Today was spent mostly at the Tower of London, which I really enjoyed. It’s incredible to see the structures built over the ages, including nearly 2000 year old remains from the Romans as well as many towers and keeps from the 1200s to relatively recent Tudor era timber framed buildings.

The Tower of London, a historic castle on the north bank of the River Thames in central London, with its distinctive white buildings and four turreted towers.

Here, the White Tower is the central keep of the fortress and is nearly 1000 years old! The White Tower, the central keep of the Tower of London, under an overcast sky with visitors walking around its base.

The Queen’s house (note the royal guard) is an example of the Tudor style. The Queen’s house among other traditional English Tudor-style buildings with white and black timber framing, surrounding a green lawn with a tree to the right. There is a person standing by the entrance of the central building.

The Tower of London also serves as a reminder of England’s often brutal past, as this location served as a prison, torture dungeon, and a place for executions.

Here a memorial marks the site of several executions, most famously that of Anne Boleyn. A glass memorial plaque on wet ground surrounded by a metal railing with raindrops and flowers laid on top, inscribed with text commemorating the execution site of historical figures, including Anne Boleyn.

One thing that struck me in several of the keeps used as prisons was the inscriptions left in the walls by prisoners over the years. They were numerous and, at times, elaborate. A historic stone wall with inscriptions and a plaque detailing information about John Ballard, who was imprisoned and executed in 1586. The plaque mentions that Ballard was involved in the Babington Plot against Queen Elizabeth I.

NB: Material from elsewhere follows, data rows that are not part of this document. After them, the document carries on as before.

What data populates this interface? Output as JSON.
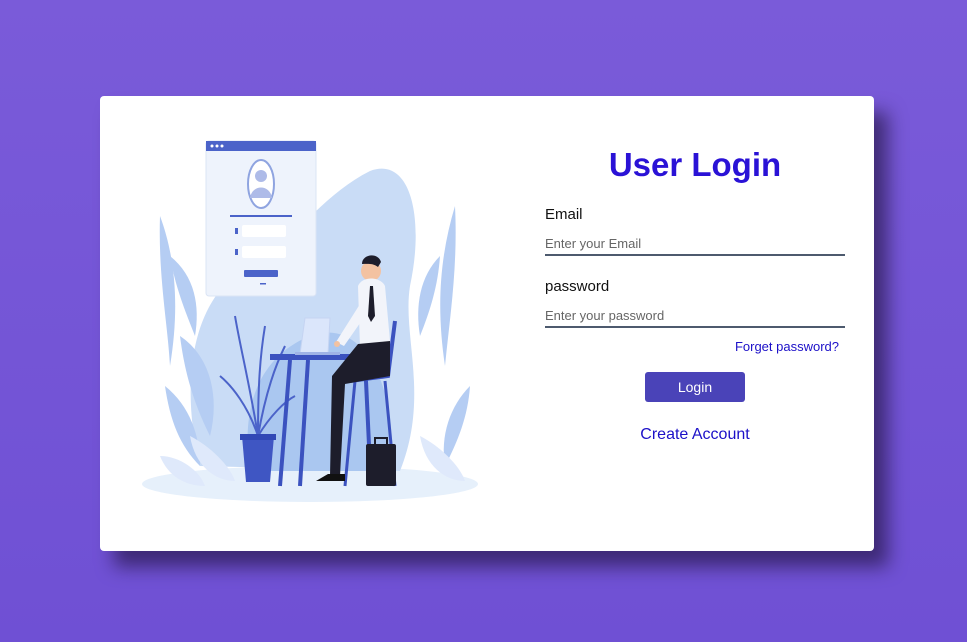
{
  "login": {
    "title": "User Login",
    "email_label": "Email",
    "email_placeholder": "Enter your Email",
    "password_label": "password",
    "password_placeholder": "Enter your password",
    "forgot_link": "Forget password?",
    "login_button": "Login",
    "create_account": "Create Account"
  },
  "colors": {
    "background": "#7459d8",
    "title": "#2a12d6",
    "button": "#4a43b8",
    "link": "#1c10c8"
  },
  "icons": [
    "login-illustration"
  ]
}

Here you can see Traitor’s Gate which was a water entrance off of the River Thames, so called because it was a commonly used entrance for prisoner barges. Stone bridge arch with a black lattice gate partially submerged in water, reflecting in the water below. A plaque reads “Traitors' Gate.

The Tower is also home to the Crown Jewels (no photos allowed in here, folks!), including the current crown worn by King Charles. Curious that they are kept in a place with such a dark history.

The Tower grounds are also home to several ravens which are tended to by the official Ravenmaster. (Best title ever?) The legend goes, the kingdom and Tower of London will fall if the ravens ever leave. A raven perched atop a rocky outcrop against a pale sky background.

Next, I walked over the Tower Bridge and headed along the Thames towards Borough Market.

Tower Bridge over the River Thames in London, viewed from a high vantage point showing the bridge’s twin Gothic towers, with people walking along the riverbank and part of the historical Tower of London visible in the foreground.

An urban street scene under a railway bridge with pedestrians walking and closed shopfronts, showcasing the architecture and atmosphere of a city on a damp, overcast day.

I ended my day out taking the train back to the Bull and Last. You’ve heard of the London Underground, but did you know there’s an Overground?

A yellow and blue Overground train, numbered 378 214, at a platform with apartment buildings in the background.

Since the weather cleared, I took the long way back through Hampstead Heath and enjoyed the moody sunset.

A lush green field with trees on the periphery under a cloudy sky.

Tomorrow, it’s the Eurostar to Paris! Goodnight!